Attached are photographs of a vase that has been in our family for several years. I have only recently been learning about Chinese porcelain so I can tell some about this vase.
The background, you may notice is gold. The only damage is that the ceramic dragon has got the tip of one back fin chipped off.
We also did an enlargement of the bottom "reign mark" in ink and have scanned and sent it.
I may have insight into the Dragon and Flower motif. I have been a practicing Buddhist for over 20 years. The teachings I follow came from a Northern Chinese, Mahayana priest Tien Tai who recognized the Lotus Sutra as the supreme teaching of the Buddhism. Within the Lotus Sutra is the parable of the Dragon King and his daughter. It tells of the Dragon King's daughter attaining Buddhahood without changing form.
In gratitude the dragon king vowed to protect the Lotus Sutra. It is recognized as the essence of the Lotus Sutra, teaching that we can attain Buddhahood in our present form as human beings.

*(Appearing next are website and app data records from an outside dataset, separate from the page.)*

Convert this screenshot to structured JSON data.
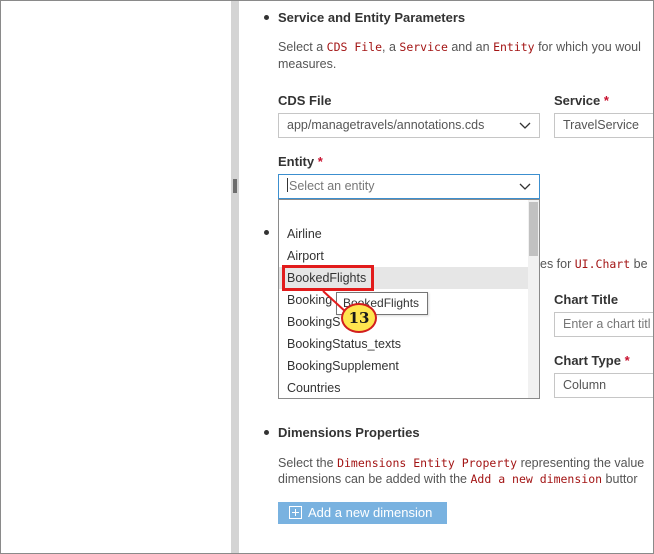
{
  "service_section": {
    "title": "Service and Entity Parameters",
    "desc_prefix": "Select a ",
    "desc_cds": "CDS File",
    "desc_sep1": ", a ",
    "desc_service": "Service",
    "desc_sep2": " and an ",
    "desc_entity": "Entity",
    "desc_suffix": " for which you woul",
    "desc_line2": "measures."
  },
  "cds_file": {
    "label": "CDS File",
    "value": "app/managetravels/annotations.cds"
  },
  "service": {
    "label": "Service",
    "required_mark": "*",
    "value": "TravelService"
  },
  "entity": {
    "label": "Entity",
    "required_mark": "*",
    "placeholder": "Select an entity",
    "options": [
      "Airline",
      "Airport",
      "BookedFlights",
      "Booking",
      "BookingS",
      "BookingStatus_texts",
      "BookingSupplement",
      "Countries"
    ],
    "hovered_option": "BookedFlights"
  },
  "tooltip": {
    "text": "BookedFlights"
  },
  "step_badge": {
    "number": "13"
  },
  "chart_section": {
    "desc_visible_tail": "es for ",
    "desc_code": "UI.Chart",
    "desc_end": " be"
  },
  "chart_title": {
    "label": "Chart Title",
    "placeholder": "Enter a chart titl"
  },
  "chart_type": {
    "label": "Chart Type",
    "required_mark": "*",
    "value": "Column"
  },
  "dimensions_section": {
    "title": "Dimensions Properties",
    "desc_prefix": "Select the ",
    "desc_code1": "Dimensions Entity Property",
    "desc_suffix": " representing the value",
    "desc_line2_prefix": "dimensions can be added with the ",
    "desc_code2": "Add a new dimension",
    "desc_line2_suffix": " buttor"
  },
  "add_dimension_button": {
    "label": "Add a new dimension"
  },
  "colors": {
    "accent_button": "#79b2e0",
    "focus_border": "#3c8fcf",
    "annotation_red": "#e21c1c",
    "badge_yellow": "#ffe54f",
    "code_red": "#a31515"
  }
}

Recently, I noticed that under the belly of the Dragon (in the most protected position) is the only Lotus Flower. I am certain that this vase is depicting that parable. Also since there is a very large flower, (that I do not recognize) directly under the dragon's torso, I assume it is relevant to the story also.
I would be very grateful for any information you can provide about this vase.
Being a westerner with limited insights in Buddhism I am very grateful for your information. The vase itself most probably dates to the 20th century but seems to be of a surprisingly high quality.
If possibly I would actually like to have a direct scan of the mark, since this would be critical for the dating. The peculiar way in which the first (Da) character is written - the way the strokes are branching out - gives strength to my assumed date, though, but since the vase is of a high quality it would be fine to be sure it is not actually of the Qianlong period as the marks suggest. I don't think this is the case, though, since there also seems to be a little rim to the top edge of the neck, which is a feature never found on Qianlong period pieces.
As for the decoration I have little to add. The large red and white flower below the dragon is anyway a peony - most often referred to as a symbol of spring and female beauty and as such it could most probably fit into your story as a symbol for the daughter of the Dragon King.
Thank you again for submitting this interesting picture and story.